In The Summa Theologiae, written by St. Thomas Aquinas, the question as to whether God’s existence is self-evident is addressed. St. Thomas essentially makes the distinction between whether His existence is intrinsically self evident or if it is self evident to us. Aquinas says if one were to understand what the subject and predicate is in the statement, “God exists,” then it would be self evident, but otherwise it would not be.
Why “Ad Orientem”? “Ad Orientem” means “To the East” and is an extremely old early Church practice where the priest and the lay faithful face the Altar which is to the East. This is highly symbolic because Christ will come from the East in the final days, and the East, ever since early Christianity was symbolic of Christ Himself. Why do many parishes choose not to do this? (Even if the Church is built facing another direction, the priest can still face the altar and look at the Crucifix). The argument against this is that the priest has his back to the people, causing a disconnect during the Mass. I have two counter arguments to this objection.
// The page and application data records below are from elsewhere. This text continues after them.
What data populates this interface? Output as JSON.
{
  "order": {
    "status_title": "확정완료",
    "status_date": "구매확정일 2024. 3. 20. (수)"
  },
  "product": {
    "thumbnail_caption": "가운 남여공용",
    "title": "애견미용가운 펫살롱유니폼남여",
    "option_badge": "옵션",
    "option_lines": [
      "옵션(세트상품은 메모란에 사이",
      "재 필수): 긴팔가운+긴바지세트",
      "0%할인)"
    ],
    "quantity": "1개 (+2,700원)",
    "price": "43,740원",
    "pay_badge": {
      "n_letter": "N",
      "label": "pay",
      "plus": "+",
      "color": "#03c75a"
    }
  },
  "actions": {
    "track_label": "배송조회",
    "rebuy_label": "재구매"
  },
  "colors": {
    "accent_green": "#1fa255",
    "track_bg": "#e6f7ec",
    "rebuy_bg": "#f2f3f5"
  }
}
During WWII many European Churches were completely destroyed by battles. Among the ruins, Catholics on all sides continued to have Mass. Today the same is happening in a less obvious way. Our Churches are hit with the bombs of modernism and we are fighting battles to retain the few Catholics that are left. The number of Catholics attending weekly Mass is going down rapidly from 50 years ago. Society wants nothing to do with God, as it always has, but now it is influencing the faithful. Parishes are being flooded with liturgical abuse and irreverence. We are losing more and more people. Most only come for Christmas and Easter and receive communion out of ignorance after skipping so many Masses. Parishes are shutting down almost daily. Seminaries are almost empty. My own parish has lost many.